The distances to Galactic low-mass X-ray binaries: consequences for black hole luminosities and kicks



Chandra Fellow.

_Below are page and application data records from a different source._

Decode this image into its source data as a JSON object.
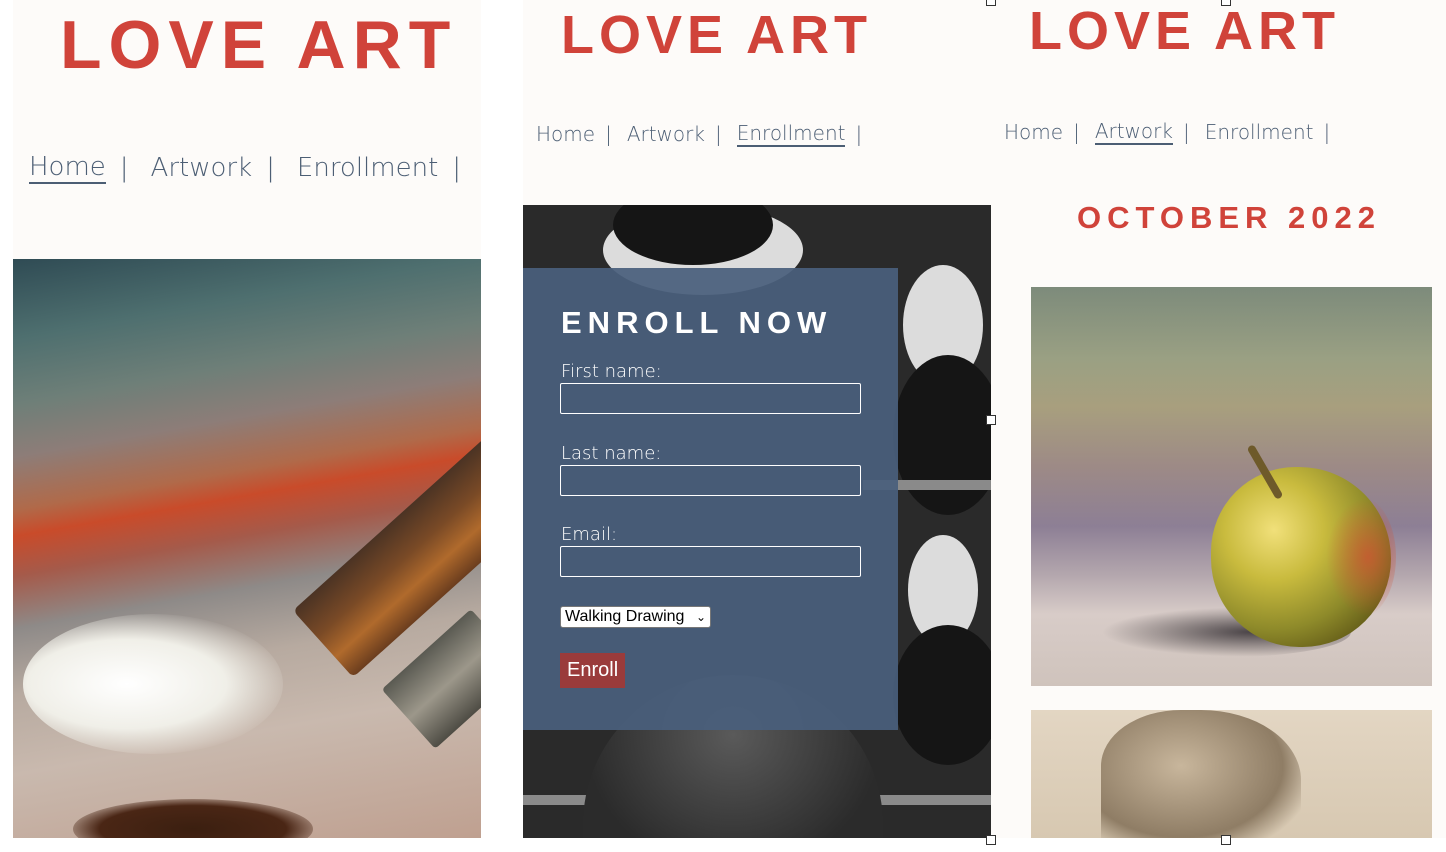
{
  "brand": {
    "logo": "LOVE ART",
    "accent_color": "#d0433a",
    "nav_color": "#4c5e74"
  },
  "nav": {
    "items": [
      {
        "label": "Home"
      },
      {
        "label": "Artwork"
      },
      {
        "label": "Enrollment"
      }
    ],
    "separator": "|"
  },
  "panels": [
    {
      "active_nav": "Home",
      "hero": "paintbrush-with-oil-paint"
    },
    {
      "active_nav": "Enrollment"
    },
    {
      "active_nav": "Artwork"
    }
  ],
  "enroll": {
    "title": "ENROLL NOW",
    "first_name_label": "First name:",
    "last_name_label": "Last name:",
    "email_label": "Email:",
    "first_name_value": "",
    "last_name_value": "",
    "email_value": "",
    "course_selected": "Walking Drawing",
    "submit_label": "Enroll",
    "panel_color": "#495f7c",
    "button_color": "#9a3b3b"
  },
  "artwork": {
    "month_heading": "OCTOBER 2022",
    "pieces": [
      {
        "subject": "apple-still-life-painting"
      },
      {
        "subject": "torso-figure-drawing"
      }
    ]
  }
}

We investigated the reported distances of Galactic black hole (BH) and neutron star low-mass X-ray binaries (LMXBs). Comparing the distances derived for the neutron stars Cyg X–2 and XTE J2123–058 using the observed Eddington limited photospheric radius expansion bursts with the distances derived using the observed radius and effective temperature of the companion star, we find that the latter are smaller by approximately a factor of 1.5–2. The latter method is often employed to determine the distance to BH LMXBs. A possible explanation for this discrepancy is that the stellar absorption lines in fast rotating companion stars are different from those in the slowly rotating template stars as was found before for early-type stars. This could lead to a systematic mis-classification of the spectral type of the companion star, which in turn would yield a systematic error in the distance. Further, we derive a distance of 4.0+2.0−1.2 kpc for V404 Cyg, using parameters available in the literature. The interstellar extinction seems to have been overestimated for XTE J1550–564 and possibly for two other BH sources (H 1705–25 and GS 2000+25) as well. As a result of this, the distance to XTE J1550–564 may have been underestimated by as much as a factor three. We find that, using the new distances for XTE J1550–564 and V404 Cyg, the maximum outburst luminosity for at least five, but perhaps even seven, of the 15 BH soft X-ray transients exceed the Eddington luminosity for a 10-M BH – showing that these systems would be classified as ultra-luminous X-ray sources had we observed them in other Galaxies. This renders support for the idea that many ultra-luminous X-ray sources are stellar-mass rather than intermediate-mass BHs. We find that the rms-value of the distance to the Galactic plane for BHs is consistent with that of neutron star LMXBs. This suggests that BHs could also receive a kick-velocity during their formation, although this has to be investigated in more detail. We find that the Galactic neutron star and BH l- and b-distributions are consistent with being the same. The neutron star and BH distribution is asymmetric in l with an excess of systems between −30° < l < 0° over systems with 0° < l < 30°.